Al-Hakim bi-Amr Allah, whose name means the "Ruler by the Order of God," was born in 985 A.D. He was the sixth Fatimid caliph and the sixteenth imam of Ismaili Shiism. Al-Hakim was just 11 years old when he came into power after his father, al-Aziz Billah became ill in 996 A.D. Over the decades, his Egyptian empire grew to include Syria and some of the Arabian Peninsula (via Historia Islamica).

As Al-Hakim came into power, he had a reputation for being erratic and strict, especially toward religious minorities. He enforced severe restrictions on his people, such as forcing residents of Cairo to work at night and banning women from showing their faces in public. Some of his more unexpected edicts included outlawing grapes, catching and eating fish without scales, and playing chess. There are also accounts of him murdering his cousins, Jews, Christians, and even his own soldiers, according to New World Encyclopedia.

Al-Hakim's mysterious disappearance

Because of his unstable temperament, some refer to Al-Hakim as the "Mad Caliph," per World Heritage Encyclopedia. In 1009 A.D., angered by Christians, he ordered the Holy Sepulcher destroyed, according to Historia Islamica. During the last years of his life, Al-Hakim became more ascetic, practicing meditation.

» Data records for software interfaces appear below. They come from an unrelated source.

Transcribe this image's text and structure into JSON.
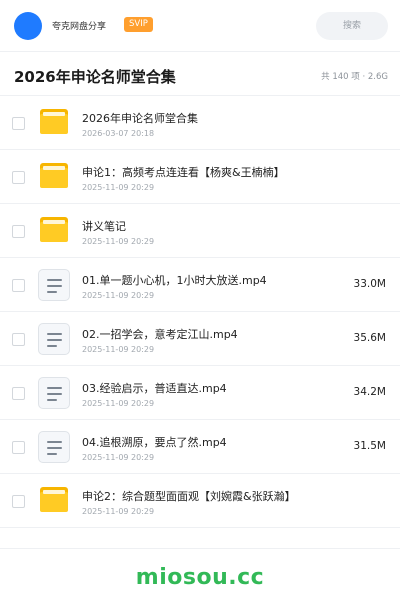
{
  "topbar": {
    "brand": "夸克网盘分享",
    "badge": "SVIP",
    "search_label": "搜索"
  },
  "header": {
    "title": "2026年申论名师堂合集",
    "summary": "共 140 项 · 2.6G"
  },
  "files": [
    {
      "type": "folder",
      "name": "2026年申论名师堂合集",
      "date": "2026-03-07 20:18",
      "size": ""
    },
    {
      "type": "folder",
      "name": "申论1：高频考点连连看【杨爽&王楠楠】",
      "date": "2025-11-09 20:29",
      "size": ""
    },
    {
      "type": "folder",
      "name": "讲义笔记",
      "date": "2025-11-09 20:29",
      "size": ""
    },
    {
      "type": "video",
      "name": "01.单一题小心机，1小时大放送.mp4",
      "date": "2025-11-09 20:29",
      "size": "33.0M"
    },
    {
      "type": "video",
      "name": "02.一招学会，意考定江山.mp4",
      "date": "2025-11-09 20:29",
      "size": "35.6M"
    },
    {
      "type": "video",
      "name": "03.经验启示，普适直达.mp4",
      "date": "2025-11-09 20:29",
      "size": "34.2M"
    },
    {
      "type": "video",
      "name": "04.追根溯原，要点了然.mp4",
      "date": "2025-11-09 20:29",
      "size": "31.5M"
    },
    {
      "type": "folder",
      "name": "申论2：综合题型面面观【刘婉霞&张跃瀚】",
      "date": "2025-11-09 20:29",
      "size": ""
    }
  ],
  "watermark": "miosou.cc",
  "colors": {
    "accent": "#1f7bff",
    "svip": "#ff9f2e",
    "folder": "#ffcb24",
    "watermark": "#32b957"
  }
}
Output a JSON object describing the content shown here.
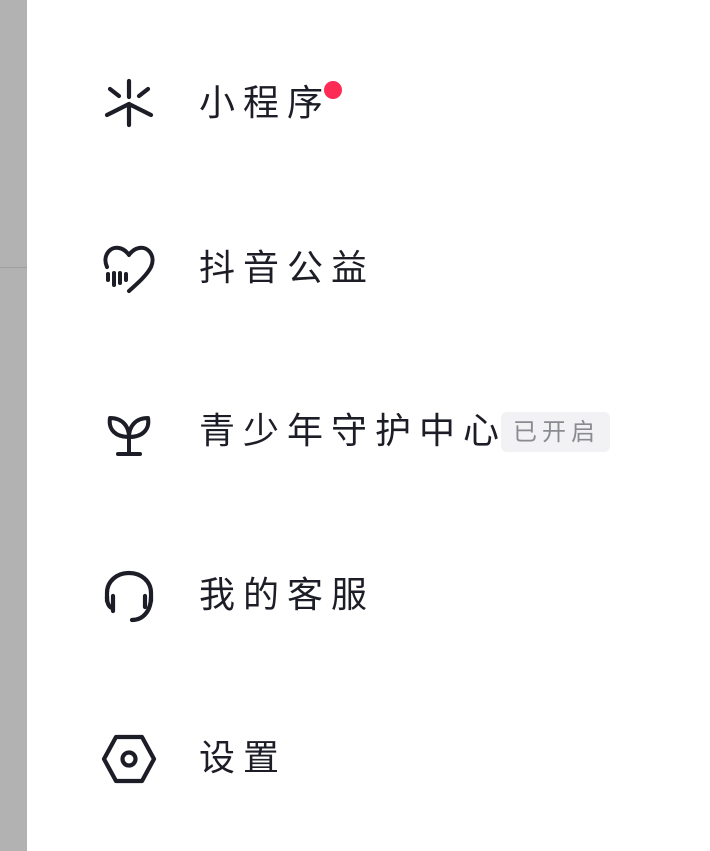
{
  "menu": {
    "items": [
      {
        "id": "mini-programs",
        "label": "小程序",
        "icon": "mini-program-icon",
        "has_red_dot": true
      },
      {
        "id": "charity",
        "label": "抖音公益",
        "icon": "charity-heart-icon"
      },
      {
        "id": "youth-protection",
        "label": "青少年守护中心",
        "icon": "sprout-icon",
        "badge": "已开启"
      },
      {
        "id": "customer-service",
        "label": "我的客服",
        "icon": "headset-icon"
      },
      {
        "id": "settings",
        "label": "设置",
        "icon": "hexagon-settings-icon"
      }
    ]
  },
  "colors": {
    "text": "#1c1d26",
    "red_dot": "#fe2c55",
    "badge_bg": "#f2f2f4",
    "badge_text": "#8a8b91",
    "left_strip": "#b2b2b2"
  }
}
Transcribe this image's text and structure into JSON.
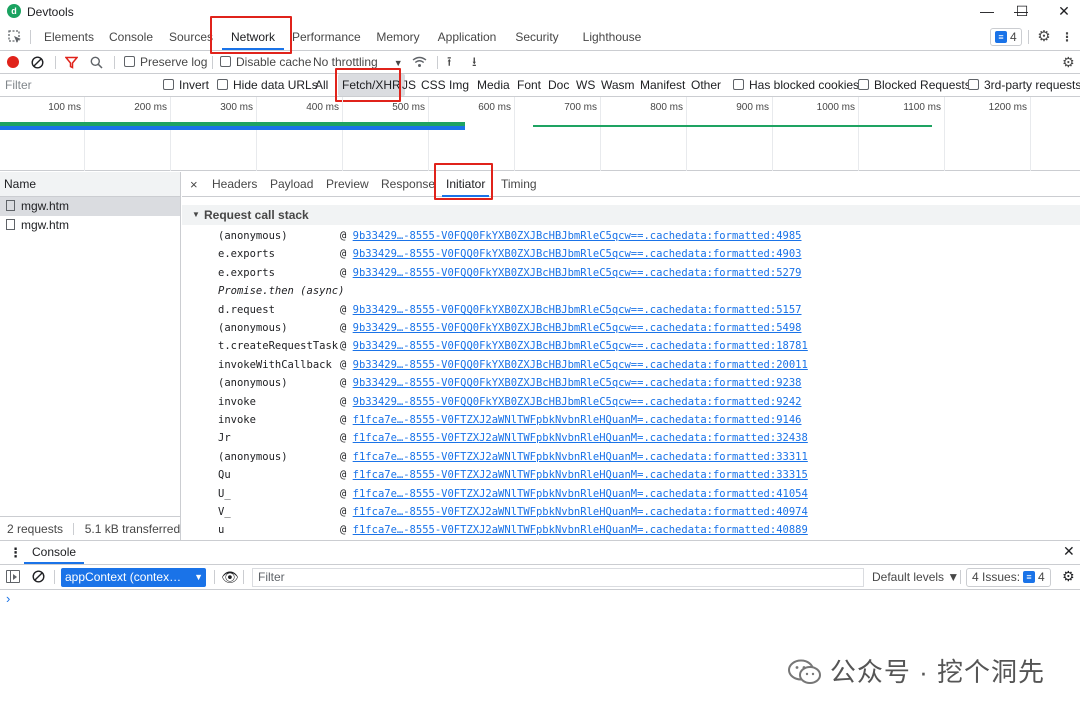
{
  "window": {
    "title": "Devtools",
    "minimize": "—",
    "maximize": "☐",
    "close": "✕"
  },
  "panel_tabs": [
    "Elements",
    "Console",
    "Sources",
    "Network",
    "Performance",
    "Memory",
    "Application",
    "Security",
    "Lighthouse"
  ],
  "active_panel": "Network",
  "issues_count": "4",
  "toolbar": {
    "preserve_log": "Preserve log",
    "disable_cache": "Disable cache",
    "throttling": "No throttling"
  },
  "filterbar": {
    "placeholder": "Filter",
    "invert": "Invert",
    "hide_data_urls": "Hide data URLs",
    "types": [
      "All",
      "Fetch/XHR",
      "JS",
      "CSS",
      "Img",
      "Media",
      "Font",
      "Doc",
      "WS",
      "Wasm",
      "Manifest",
      "Other"
    ],
    "has_blocked_cookies": "Has blocked cookies",
    "blocked_requests": "Blocked Requests",
    "third_party": "3rd-party requests"
  },
  "timeline": {
    "ticks": [
      "100 ms",
      "200 ms",
      "300 ms",
      "400 ms",
      "500 ms",
      "600 ms",
      "700 ms",
      "800 ms",
      "900 ms",
      "1000 ms",
      "1100 ms",
      "1200 ms"
    ]
  },
  "requests": {
    "header": "Name",
    "rows": [
      "mgw.htm",
      "mgw.htm"
    ],
    "summary_requests": "2 requests",
    "summary_transferred": "5.1 kB transferred"
  },
  "detail_tabs": [
    "Headers",
    "Payload",
    "Preview",
    "Response",
    "Initiator",
    "Timing"
  ],
  "active_detail_tab": "Initiator",
  "call_stack": {
    "title": "Request call stack",
    "frames": [
      {
        "fn": "(anonymous)",
        "loc": "9b33429…-8555-V0FQQ0FkYXB0ZXJBcHBJbmRleC5qcw==.cachedata:formatted:4985"
      },
      {
        "fn": "e.exports",
        "loc": "9b33429…-8555-V0FQQ0FkYXB0ZXJBcHBJbmRleC5qcw==.cachedata:formatted:4903"
      },
      {
        "fn": "e.exports",
        "loc": "9b33429…-8555-V0FQQ0FkYXB0ZXJBcHBJbmRleC5qcw==.cachedata:formatted:5279"
      },
      {
        "fn": "Promise.then (async)",
        "loc": "",
        "async": true
      },
      {
        "fn": "d.request",
        "loc": "9b33429…-8555-V0FQQ0FkYXB0ZXJBcHBJbmRleC5qcw==.cachedata:formatted:5157"
      },
      {
        "fn": "(anonymous)",
        "loc": "9b33429…-8555-V0FQQ0FkYXB0ZXJBcHBJbmRleC5qcw==.cachedata:formatted:5498"
      },
      {
        "fn": "t.createRequestTask",
        "loc": "9b33429…-8555-V0FQQ0FkYXB0ZXJBcHBJbmRleC5qcw==.cachedata:formatted:18781"
      },
      {
        "fn": "invokeWithCallback",
        "loc": "9b33429…-8555-V0FQQ0FkYXB0ZXJBcHBJbmRleC5qcw==.cachedata:formatted:20011"
      },
      {
        "fn": "(anonymous)",
        "loc": "9b33429…-8555-V0FQQ0FkYXB0ZXJBcHBJbmRleC5qcw==.cachedata:formatted:9238"
      },
      {
        "fn": "invoke",
        "loc": "9b33429…-8555-V0FQQ0FkYXB0ZXJBcHBJbmRleC5qcw==.cachedata:formatted:9242"
      },
      {
        "fn": "invoke",
        "loc": "f1fca7e…-8555-V0FTZXJ2aWNlTWFpbkNvbnRleHQuanM=.cachedata:formatted:9146"
      },
      {
        "fn": "Jr",
        "loc": "f1fca7e…-8555-V0FTZXJ2aWNlTWFpbkNvbnRleHQuanM=.cachedata:formatted:32438"
      },
      {
        "fn": "(anonymous)",
        "loc": "f1fca7e…-8555-V0FTZXJ2aWNlTWFpbkNvbnRleHQuanM=.cachedata:formatted:33311"
      },
      {
        "fn": "Qu",
        "loc": "f1fca7e…-8555-V0FTZXJ2aWNlTWFpbkNvbnRleHQuanM=.cachedata:formatted:33315"
      },
      {
        "fn": "U_",
        "loc": "f1fca7e…-8555-V0FTZXJ2aWNlTWFpbkNvbnRleHQuanM=.cachedata:formatted:41054"
      },
      {
        "fn": "V_",
        "loc": "f1fca7e…-8555-V0FTZXJ2aWNlTWFpbkNvbnRleHQuanM=.cachedata:formatted:40974"
      },
      {
        "fn": "u",
        "loc": "f1fca7e…-8555-V0FTZXJ2aWNlTWFpbkNvbnRleHQuanM=.cachedata:formatted:40889"
      }
    ]
  },
  "drawer": {
    "tab": "Console",
    "context": "appContext (contex…",
    "filter_placeholder": "Filter",
    "levels": "Default levels ▼",
    "issues": "4 Issues:",
    "issues_badge": "4",
    "prompt": "›"
  },
  "watermark": "公众号 · 挖个洞先",
  "colors": {
    "accent": "#1a73e8",
    "highlight": "#e0231b",
    "bar_green": "#1ea362",
    "bar_blue": "#1a73e8"
  }
}
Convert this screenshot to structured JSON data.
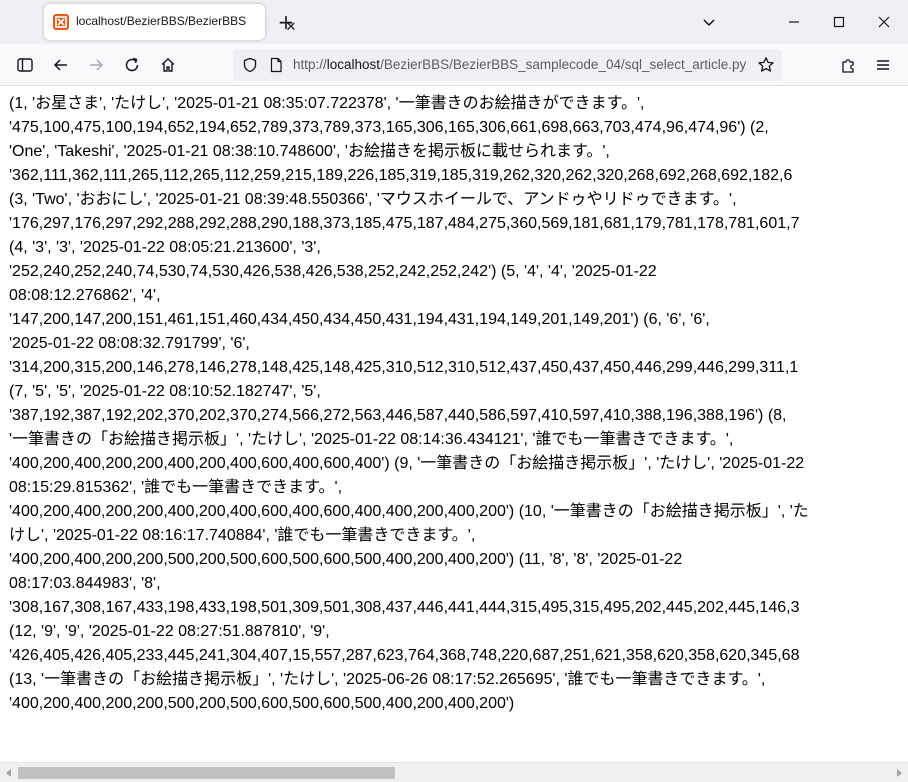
{
  "browser": {
    "tab": {
      "title": "localhost/BezierBBS/BezierBBS_",
      "close_glyph": "✕"
    },
    "new_tab_glyph": "+",
    "url": {
      "scheme": "http://",
      "host": "localhost",
      "path": "/BezierBBS/BezierBBS_samplecode_04/sql_select_article.py"
    }
  },
  "page": {
    "lines": [
      "(1, 'お星さま', 'たけし', '2025-01-21 08:35:07.722378', '一筆書きのお絵描きができます。',",
      "'475,100,475,100,194,652,194,652,789,373,789,373,165,306,165,306,661,698,663,703,474,96,474,96') (2,",
      "'One', 'Takeshi', '2025-01-21 08:38:10.748600', 'お絵描きを掲示板に載せられます。',",
      "'362,111,362,111,265,112,265,112,259,215,189,226,185,319,185,319,262,320,262,320,268,692,268,692,182,6",
      "(3, 'Two', 'おおにし', '2025-01-21 08:39:48.550366', 'マウスホイールで、アンドゥやリドゥできます。',",
      "'176,297,176,297,292,288,292,288,290,188,373,185,475,187,484,275,360,569,181,681,179,781,178,781,601,7",
      "(4, '3', '3', '2025-01-22 08:05:21.213600', '3',",
      "'252,240,252,240,74,530,74,530,426,538,426,538,252,242,252,242') (5, '4', '4', '2025-01-22",
      "08:08:12.276862', '4',",
      "'147,200,147,200,151,461,151,460,434,450,434,450,431,194,431,194,149,201,149,201') (6, '6', '6',",
      "'2025-01-22 08:08:32.791799', '6',",
      "'314,200,315,200,146,278,146,278,148,425,148,425,310,512,310,512,437,450,437,450,446,299,446,299,311,1",
      "(7, '5', '5', '2025-01-22 08:10:52.182747', '5',",
      "'387,192,387,192,202,370,202,370,274,566,272,563,446,587,440,586,597,410,597,410,388,196,388,196') (8,",
      "'一筆書きの「お絵描き掲示板」', 'たけし', '2025-01-22 08:14:36.434121', '誰でも一筆書きできます。',",
      "'400,200,400,200,200,400,200,400,600,400,600,400') (9, '一筆書きの「お絵描き掲示板」', 'たけし', '2025-01-22",
      "08:15:29.815362', '誰でも一筆書きできます。',",
      "'400,200,400,200,200,400,200,400,600,400,600,400,400,200,400,200') (10, '一筆書きの「お絵描き掲示板」', 'た",
      "けし', '2025-01-22 08:16:17.740884', '誰でも一筆書きできます。',",
      "'400,200,400,200,200,500,200,500,600,500,600,500,400,200,400,200') (11, '8', '8', '2025-01-22",
      "08:17:03.844983', '8',",
      "'308,167,308,167,433,198,433,198,501,309,501,308,437,446,441,444,315,495,315,495,202,445,202,445,146,3",
      "(12, '9', '9', '2025-01-22 08:27:51.887810', '9',",
      "'426,405,426,405,233,445,241,304,407,15,557,287,623,764,368,748,220,687,251,621,358,620,358,620,345,68",
      "(13, '一筆書きの「お絵描き掲示板」', 'たけし', '2025-06-26 08:17:52.265695', '誰でも一筆書きできます。',",
      "'400,200,400,200,200,500,200,500,600,500,600,500,400,200,400,200')"
    ]
  },
  "scrollbar": {
    "horizontal_position": 0.0
  },
  "colors": {
    "tab_strip": "#f0f0f4",
    "toolbar": "#f9f9fb",
    "urlbar": "#f0f0f4",
    "favicon": "#e25b1e",
    "text": "#000000"
  },
  "icons": [
    "favicon-icon",
    "tab-close-icon",
    "new-tab-icon",
    "list-all-tabs-icon",
    "window-minimize-icon",
    "window-maximize-icon",
    "window-close-icon",
    "sidebar-icon",
    "back-arrow-icon",
    "forward-arrow-icon",
    "reload-icon",
    "home-icon",
    "shield-icon",
    "page-icon",
    "bookmark-star-icon",
    "extensions-icon",
    "menu-icon"
  ]
}
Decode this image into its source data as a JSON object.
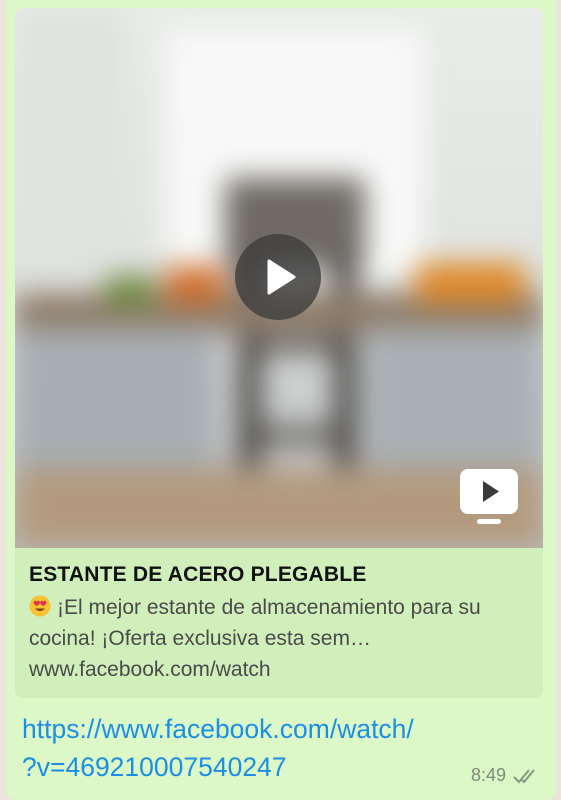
{
  "message": {
    "link_preview": {
      "title": "ESTANTE DE ACERO PLEGABLE",
      "emoji": "😍",
      "description": "¡El mejor estante de almacenamiento para su cocina! ¡Oferta exclusiva esta sem…",
      "domain": "www.facebook.com/watch"
    },
    "url_line1": "https://www.facebook.com/watch/",
    "url_line2": "?v=469210007540247",
    "time": "8:49",
    "status_icon": "double-check-icon"
  },
  "colors": {
    "bubble": "#dcf8c6",
    "card": "#d1efbb",
    "link": "#1c8ee6",
    "meta": "#7e8b7a"
  }
}
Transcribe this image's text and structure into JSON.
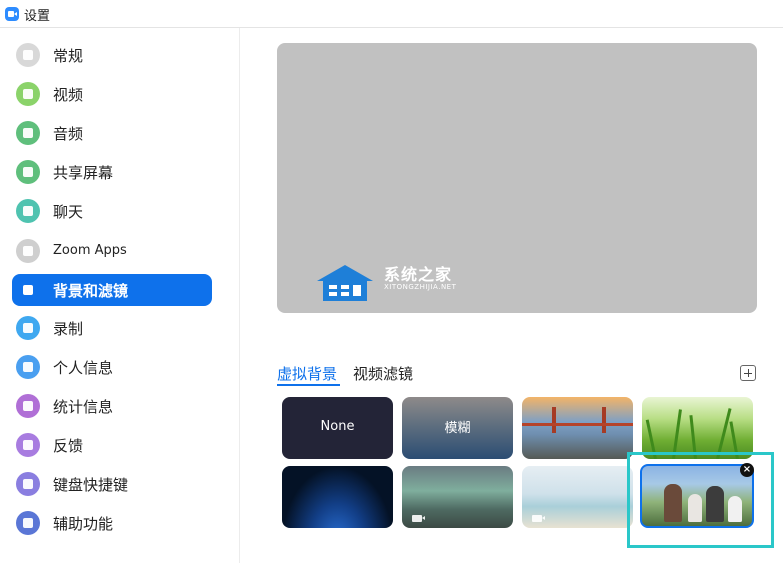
{
  "window": {
    "title": "设置"
  },
  "sidebar": {
    "items": [
      {
        "label": "常规",
        "icon": "gear-icon",
        "color": "#d8d8d8",
        "active": false
      },
      {
        "label": "视频",
        "icon": "video-camera-icon",
        "color": "#8bd36a",
        "active": false
      },
      {
        "label": "音频",
        "icon": "headphones-icon",
        "color": "#5fbf7c",
        "active": false
      },
      {
        "label": "共享屏幕",
        "icon": "share-screen-icon",
        "color": "#5fbf7c",
        "active": false
      },
      {
        "label": "聊天",
        "icon": "chat-bubble-icon",
        "color": "#4fc3b0",
        "active": false
      },
      {
        "label": "Zoom Apps",
        "icon": "zoom-apps-icon",
        "color": "#cfcfcf",
        "active": false
      },
      {
        "label": "背景和滤镜",
        "icon": "background-icon",
        "color": "#0E71EB",
        "active": true
      },
      {
        "label": "录制",
        "icon": "record-icon",
        "color": "#3fa8f0",
        "active": false
      },
      {
        "label": "个人信息",
        "icon": "profile-icon",
        "color": "#4a9ff0",
        "active": false
      },
      {
        "label": "统计信息",
        "icon": "statistics-icon",
        "color": "#b06fd6",
        "active": false
      },
      {
        "label": "反馈",
        "icon": "feedback-smiley-icon",
        "color": "#a87ce0",
        "active": false
      },
      {
        "label": "键盘快捷键",
        "icon": "keyboard-icon",
        "color": "#8a7ee0",
        "active": false
      },
      {
        "label": "辅助功能",
        "icon": "accessibility-icon",
        "color": "#5a76d6",
        "active": false
      }
    ]
  },
  "watermark": {
    "title": "系统之家",
    "subtitle": "XITONGZHIJIA.NET"
  },
  "tabs": [
    {
      "label": "虚拟背景",
      "active": true
    },
    {
      "label": "视频滤镜",
      "active": false
    }
  ],
  "add_button": {
    "icon": "plus-icon"
  },
  "backgrounds": [
    {
      "label": "None",
      "name": "none"
    },
    {
      "label": "模糊",
      "name": "blur"
    },
    {
      "label": "",
      "name": "golden-gate-bridge"
    },
    {
      "label": "",
      "name": "grass"
    },
    {
      "label": "",
      "name": "earth-from-space",
      "video": false
    },
    {
      "label": "",
      "name": "aurora",
      "video": true
    },
    {
      "label": "",
      "name": "beach-palm",
      "video": true
    },
    {
      "label": "",
      "name": "family-photo",
      "selected": true
    }
  ],
  "close_badge": {
    "symbol": "×"
  },
  "accent_color": "#0E71EB",
  "highlight_color": "#2ac7c9"
}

A night in February 1021 A.D. was the last time he was seen alive. Al-Hakim apparently headed out with two officials for his usual night ride in the desert, New World Encyclopedia reports. On this particular evening, he set out for the Muqattam hills in southwest Cairo, but he never made his way back. A search party found Al-Hakim's donkey and his bloodstained clothing, but the mystery of his disappearance was never solved. Historian Dr. Paul Walker wrote in his book, "Caliph of Cairo," that one of Al-Hakim's robes were ripped as if it had been cut with a knife (via Arab News).

No one knows what happened to Al-Hakim

Because Al-Hakim's body was never found, what actually happened to him on that fateful night is left up to conjecture. That said, Walker wrote that it's possible he was confronted by Bedouin tribesmen demanding money. Other theories claim that Al-Hakim chose to abandon the life he knew and live as a "reclusive ascetic," according to Arab News.

Another idea about what happened to the 36-year-old ruler is that he converted to Christianity and "begged forgiveness for his sins and did penitence for many years in the desert," reports New World Encyclopedia. Additionally, there are even some who believe that he entered a state of occultation, which is the belief that he entered heaven without having to undergo a physical death (via New World Encyclopedia). Regardless, Al-Hakim's 16-year-old son, Ali az-Zahir, succeeded him with the help of his sister, Sitt Al-Mulk (via Arab News).